MARTIN: As you've heard, the ladies echoed some of the talking points that Republican candidates and their surrogates have been making on the campaign trail, even repeating some debunked stories, like the point about Brett Kavanaugh's house being damaged by left-wing protesters. That's not true. But it led me to ask about the #MeToo movement that was brought up during that contentious confirmation hearing and has been mentioned as a motivating factor for some women to cross party lines to vote for Democrats in 2018.
NIKLOS: My thought is that women can take care of themselves. They don't have to hate men. I have been approached in inappropriate ways. I've decked a few men. I'm a retired chef. I've decked a couple of waiters.
MARTIN: And you had sharp knives, too.
NIKLOS: Well, they thought they could...
MARTIN: And fire.
NIKLOS: They thought they could pinch me, and I just turned around, and that was - you come back at them strong. And, no, I have been approached with, would you like to have this promotion? Not at that price.
MARTIN: So you're saying you don't understand it - like, why...
NIKLOS: I don't - no. My theory is that the feminist movement at one time was very important because women were being held down. I think women have complete largesse today. They can go where they want. They can do what they want. They can get an education. They can take care of their families. We can stay home with our children if we want. We can do that. We can take a year off. We can do whatever we want. I'm really not into women running around with those silly pink pussy hats on. What does #MeToo mean? It's me. It's not us. It's not for the better good. It's for me - me too.
MARTIN: So that's not a factor in your thinking for...
MARTIN: ...In choosing a candidate.
NIKLOS: You know, my factor is what's good for my country, what's good for the family, what's good for my community. I may be crazy, but I think that it's just a community. And if we're all - if we're all pulling for ourselves and working together, we're going to be successful.
MARTIN: Ms. Judith, any thoughts about #MeToo? Does it factor into your thinking politically at all?

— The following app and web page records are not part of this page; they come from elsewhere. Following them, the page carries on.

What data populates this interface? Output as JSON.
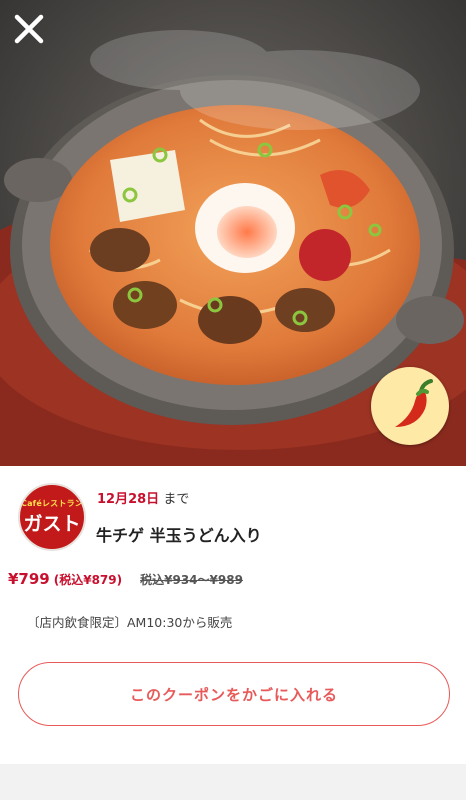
{
  "header": {
    "close_icon": "close-icon"
  },
  "hero": {
    "image": "dish-photo",
    "badge_icon": "chili-pepper-icon"
  },
  "shop": {
    "logo_small": "Caféレストラン",
    "logo_name": "ガスト",
    "brand_color": "#c8102e"
  },
  "coupon": {
    "expiry_date": "12月28日",
    "expiry_suffix": "まで",
    "product_name": "牛チゲ 半玉うどん入り",
    "price": "¥799",
    "price_tax": "(税込¥879)",
    "original_price": "税込¥934〜¥989",
    "note": "〔店内飲食限定〕AM10:30から販売",
    "cta_label": "このクーポンをかごに入れる",
    "cta_color": "#e85a5a"
  }
}
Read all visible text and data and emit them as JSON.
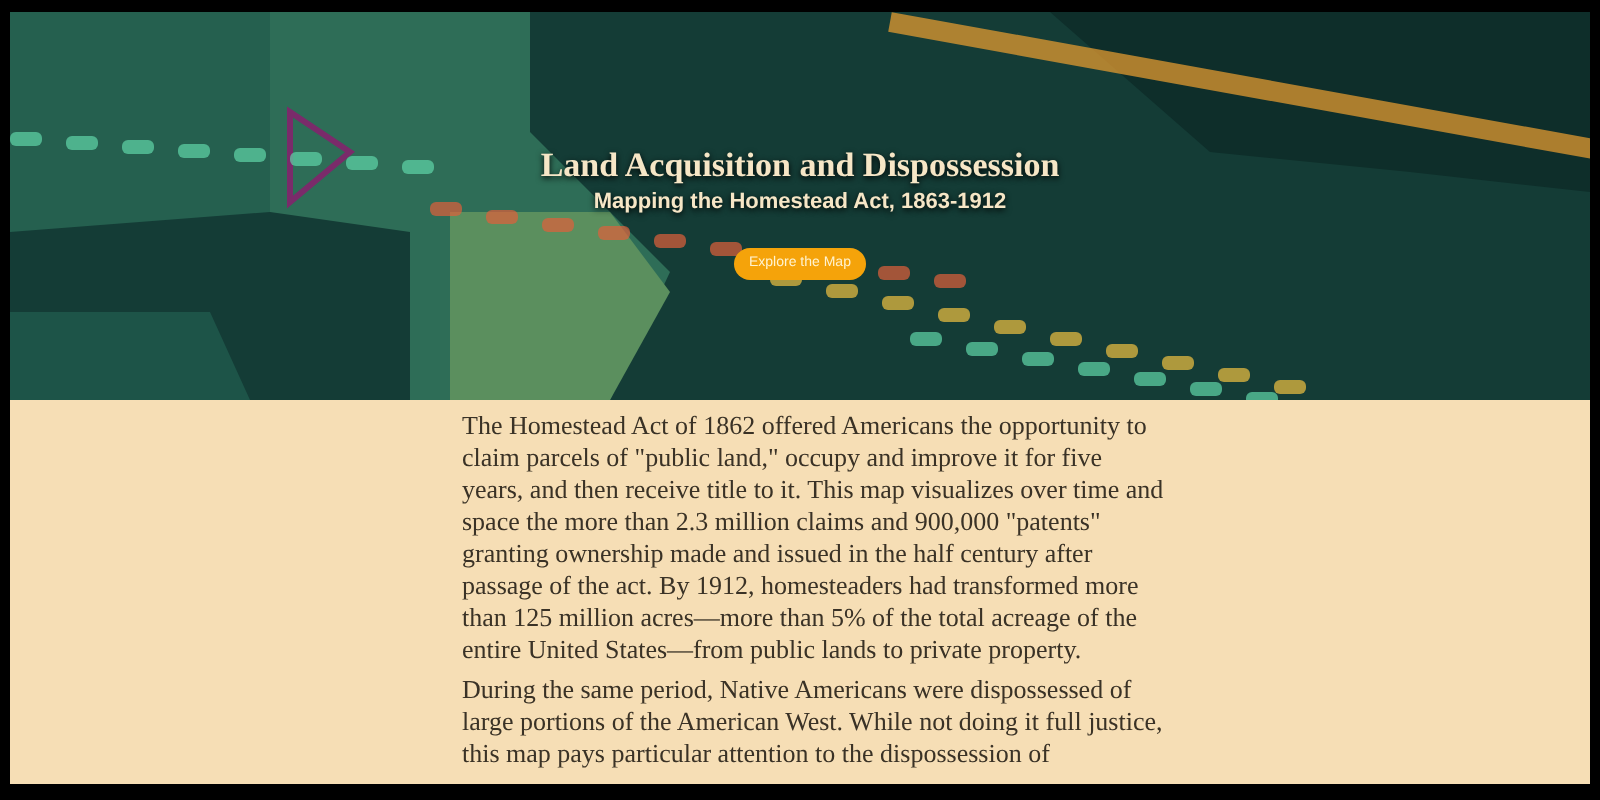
{
  "hero": {
    "kind": "picture",
    "title": "Land Acquisition and Dispossession",
    "subtitle": "Mapping the Homestead Act, 1863-1912",
    "button": "Explore the Map"
  },
  "paragraphs": [
    "The Homestead Act of 1862 offered Americans the opportunity to claim parcels of \"public land,\" occupy and improve it for five years, and then receive title to it. This map visualizes over time and space the more than 2.3 million claims and 900,000 \"patents\" granting ownership made and issued in the half century after passage of the act. By 1912, homesteaders had transformed more than 125 million acres—more than 5% of the total acreage of the entire United States—from public lands to private property.",
    "During the same period, Native Americans were dispossessed of large portions of the American West. While not doing it full justice, this map pays particular attention to the dispossession of"
  ]
}
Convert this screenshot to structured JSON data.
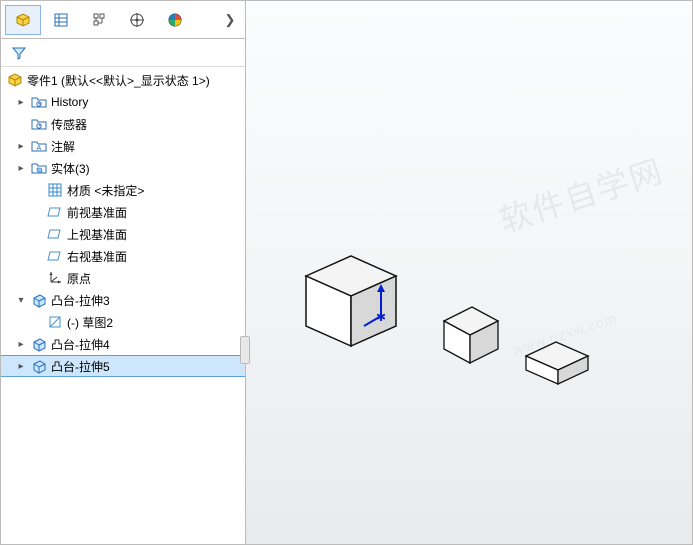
{
  "tree": {
    "root": "零件1  (默认<<默认>_显示状态 1>)",
    "history": "History",
    "sensors": "传感器",
    "annotations": "注解",
    "solids": "实体(3)",
    "material": "材质 <未指定>",
    "front": "前视基准面",
    "top": "上视基准面",
    "right": "右视基准面",
    "origin": "原点",
    "extrude3": "凸台-拉伸3",
    "sketch2": "(-) 草图2",
    "extrude4": "凸台-拉伸4",
    "extrude5": "凸台-拉伸5"
  },
  "watermark": "软件自学网",
  "watermark_url": "www.rjzxw.com"
}
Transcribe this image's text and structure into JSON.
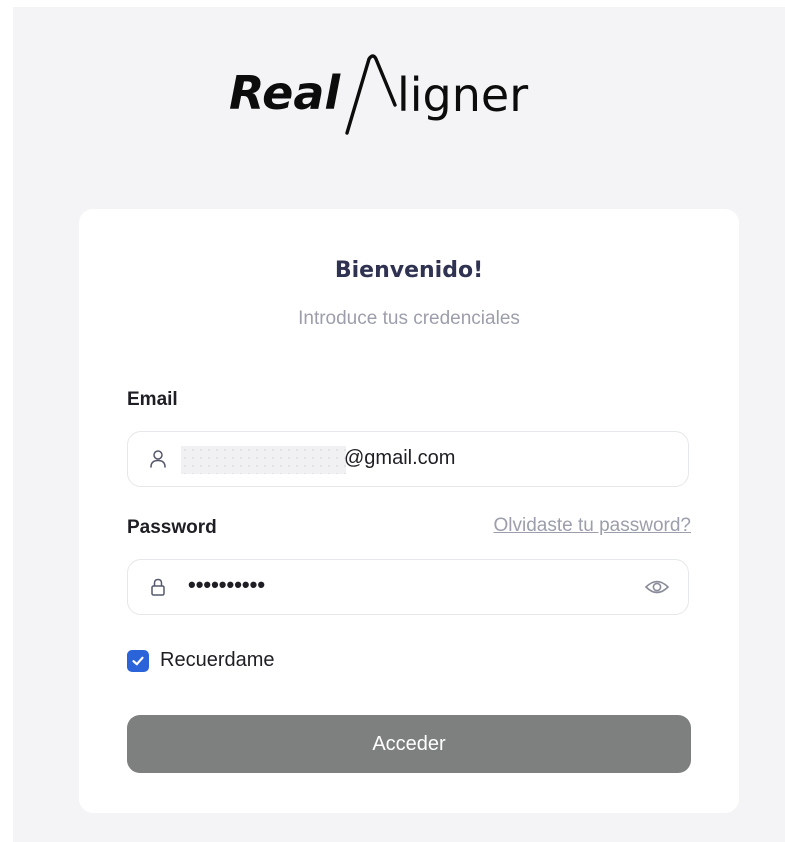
{
  "brand": {
    "logo_word_1": "Real",
    "logo_word_2": "ligner"
  },
  "card": {
    "title": "Bienvenido!",
    "subtitle": "Introduce tus credenciales"
  },
  "form": {
    "email_label": "Email",
    "email_value_visible": "@gmail.com",
    "password_label": "Password",
    "forgot_link": "Olvidaste tu password?",
    "password_mask": "••••••••••",
    "remember_label": "Recuerdame",
    "remember_checked": true,
    "submit_label": "Acceder"
  },
  "icons": {
    "email": "user-icon",
    "password": "lock-icon",
    "show_password": "eye-icon",
    "checkbox": "check-icon"
  },
  "colors": {
    "page_background": "#f4f4f6",
    "card_background": "#ffffff",
    "title": "#2f3250",
    "muted_text": "#9c9fab",
    "checkbox": "#2b64d9",
    "submit_button": "#7e7f7f"
  }
}
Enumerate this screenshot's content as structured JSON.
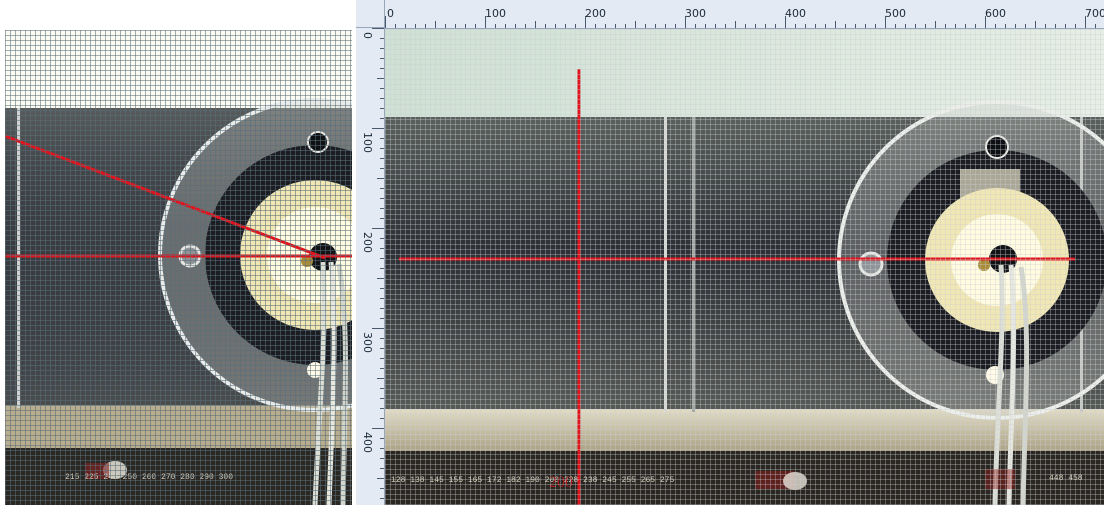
{
  "colors": {
    "crosshair": "#e0141c",
    "ruler_bg": "#e4eaf3",
    "grid": "#6e7e88",
    "acrylic_bg": "#3a3d42",
    "sky": "#d9e6dc",
    "floor": "#b9ad8f",
    "disk": "#e8ecea",
    "ring": "#1b1d22",
    "hub": "#f1e7b4"
  },
  "top_ruler": {
    "labels": [
      "0",
      "100",
      "200",
      "300",
      "400",
      "500",
      "600",
      "700"
    ]
  },
  "left_ruler": {
    "labels": [
      "0",
      "100",
      "200",
      "300",
      "400"
    ]
  },
  "bottom_scale": {
    "right_numbers": [
      "128",
      "138",
      "145",
      "155",
      "165",
      "172",
      "182",
      "190",
      "200",
      "228",
      "238",
      "245",
      "255",
      "265",
      "275"
    ],
    "right_big_number": "200",
    "right_end_numbers": [
      "448",
      "458"
    ],
    "left_numbers": [
      "215",
      "225",
      "240",
      "250",
      "260",
      "270",
      "280",
      "290",
      "300"
    ]
  },
  "icons": {
    "crosshair": "crosshair-icon",
    "bolt": "bolt-icon"
  }
}
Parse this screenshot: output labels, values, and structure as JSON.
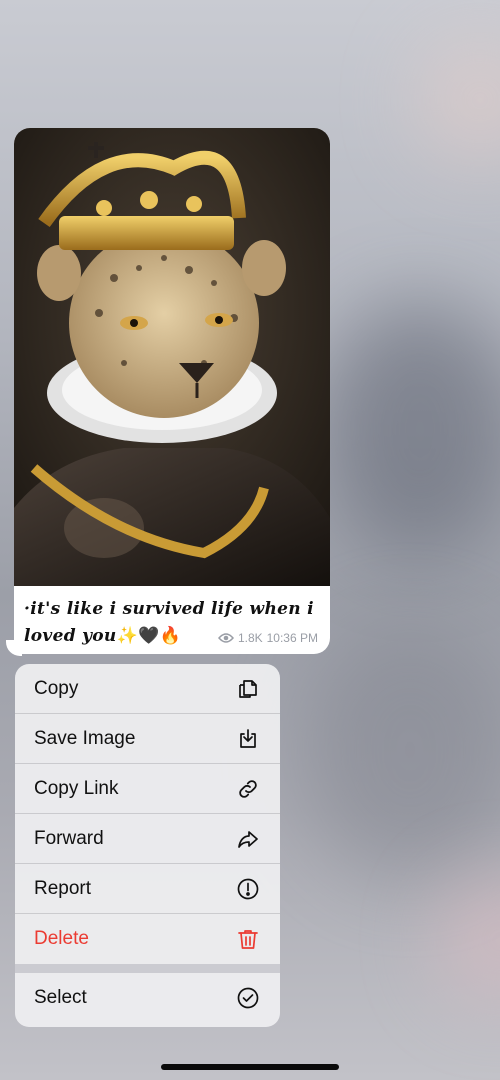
{
  "message": {
    "caption_line1": "·it's like i survived life when i",
    "caption_line2": "loved you",
    "caption_emojis": "✨🖤🔥",
    "views": "1.8K",
    "time": "10:36 PM"
  },
  "menu": {
    "items": [
      {
        "label": "Copy",
        "icon": "copy-icon"
      },
      {
        "label": "Save Image",
        "icon": "save-image-icon"
      },
      {
        "label": "Copy Link",
        "icon": "link-icon"
      },
      {
        "label": "Forward",
        "icon": "forward-icon"
      },
      {
        "label": "Report",
        "icon": "report-icon"
      },
      {
        "label": "Delete",
        "icon": "trash-icon",
        "color": "#eb3b32"
      }
    ],
    "select": {
      "label": "Select",
      "icon": "checkmark-circle-icon"
    }
  }
}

JUDITH LADONIS: It really does not. I have known a lot of women who have been victims, and I've also known a lot of women who have been humiliated into dropping charges and, you know, and that sort of thing. And they have my complete sympathy with that. But I'm not very comfortable with unlimited times to prosecute people. But I don't know enough about it to make a good decision on it.
MARTIN: That was Judith Ladonis, Dottie Niklos and Sandra Dech speaking to us in Chapman, Pa. Transcript provided by NPR, Copyright NPR.